Learning at The Lir  

Small class sizes and reduced tuition fees are just two of the many benefits from opting to study at The Lir in Dublin. Susan Elkin delves deeper

There’s a flourishing theatre industry in Dublin – The Abbey, The Gate, the Gaiety and much more. Ireland has produced many acclaimed playwrights too from Shaw, Wilde and Beckett to Brendan Behan, Brian Friel, Martin McDonagh to name but a handful.

And yet, before 2011 – some useful training at, for example, the Gaiety, notwithstanding – there was no drama school in Ireland. Irish students wanting a fully-fledged drama school had to go the UK, elsewhere in Europe or to the USA.

It was a gap just waiting to be filled. The Lir was founded as part of Trinity College Dublin (TCD) in 2011 where it has developed and flourished for six years. Today it has 110 students so there’s plenty of individual attention. “The idea from the beginning was to work closely with RADA and replicate its methodology” says Brian Conway, the Lir’s director of technical theatre, explaining that the original five-year contract with RADA has been renewed and the relationship is ongoing.

Anyone training at The Lir is a TCD student, so of course they enjoy the same facilities and entitlements as the rest of the university. It offers both undergraduate and post graduate training along with short courses. There is, for example a BA in acting and a parallel one in technical theatre due to be upgraded from a two-year diploma course with effect from September 2017. “We’ve based it on the very successful RADA model”, says Barry Conway, “and we’re hoping that the extra year will give us more scope to allow students to opt for specialisms and to reflect more on their practice.” He adds: “That’s important because there’s so much breadth in this technical theatre training. As it is, we often say that we’re training for at least nine different careers.”

Students from various courses work closely together. “The Lir stages eleven full productions a year including an opera with Royal Irish Academy of Music and two films, on which the acting students and their technical counterparts collaborate. For example, our technical students start practical work in their first week and are crewing on their first show by Christmas” says Barry. In some cases – including the summer festival or “Gradfest” – the Lir’s MFA (Master of Fine Art) students studying theatre directing, stage design or play writing are involved too.

There’s also a wider community commitment at The Lir alongside its full-time vocational training. Among other activities, it runs a 30-day Junior Academy spread over four months for 15-18 year olds, as well as evening classes and summer schools teaching various disciplines at a range of levels

So, how’s the relationship with the parent university? “We are very much an integral part of Trinity College Dublin from which we receive terrific support and benefits” says Barry. “At the same time, though, we are respected for our very specialist expertise and have the freedom and independence to give the students the industry-focused training we know they need. It’s the best of both worlds!”

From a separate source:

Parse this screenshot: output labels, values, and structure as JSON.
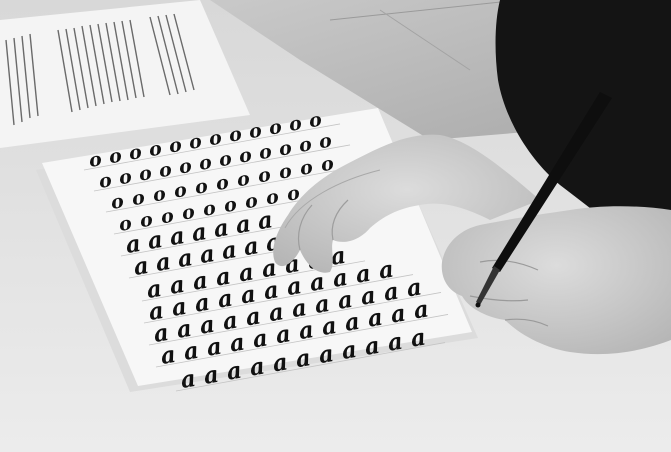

Students applying to The Lir for full-time courses are usually required to have the same exam passes as any other Trinity College Dublin student. That means the Irish Leaving Certificate in six subjects including English and there are alternative specific subject requirements in combinations. The equivalent for a UK student is usually a range of GCSE and A level subjects to meet the subject criteria and there are similar specifications for overseas students who come to The Lir from all over Europe and from countries such as USA and Russia.

On the other hand, none of that is set in stone. Training for work in theatre, TV and film is flexible and creative. “We’re looking for real talent, commitment and willingness to engage” says Barry. And the website clearly states that entry requirements can be fluid if “exceptional natural talent is presented at audition.”

You can only really judge a school’s success by looking at the outcomes for students at the end of their courses and The Lir is still very new. “Our students are pretty busy and engaged when they graduate” says Conway. “They go on work with venues all over Dublin. Some of them also create and take shows to festivals such as Edinburgh Fringe or Adelaide. Others work in theatres elsewhere including the West End.”

Ironically, ten years ago Irish students mostly came to the UK to train as actors and technical theatre professionals. Now the movement tends to be in the opposite direction because training at TCD seems – at the moment – very cost effective. Lir fees are €3,000 per year for all EU students plus one or two small additional payments. Moreover, The Lir offers means-tested bursaries to assist students in need with living expenses. All of this may change, of course, for British students after Brexit.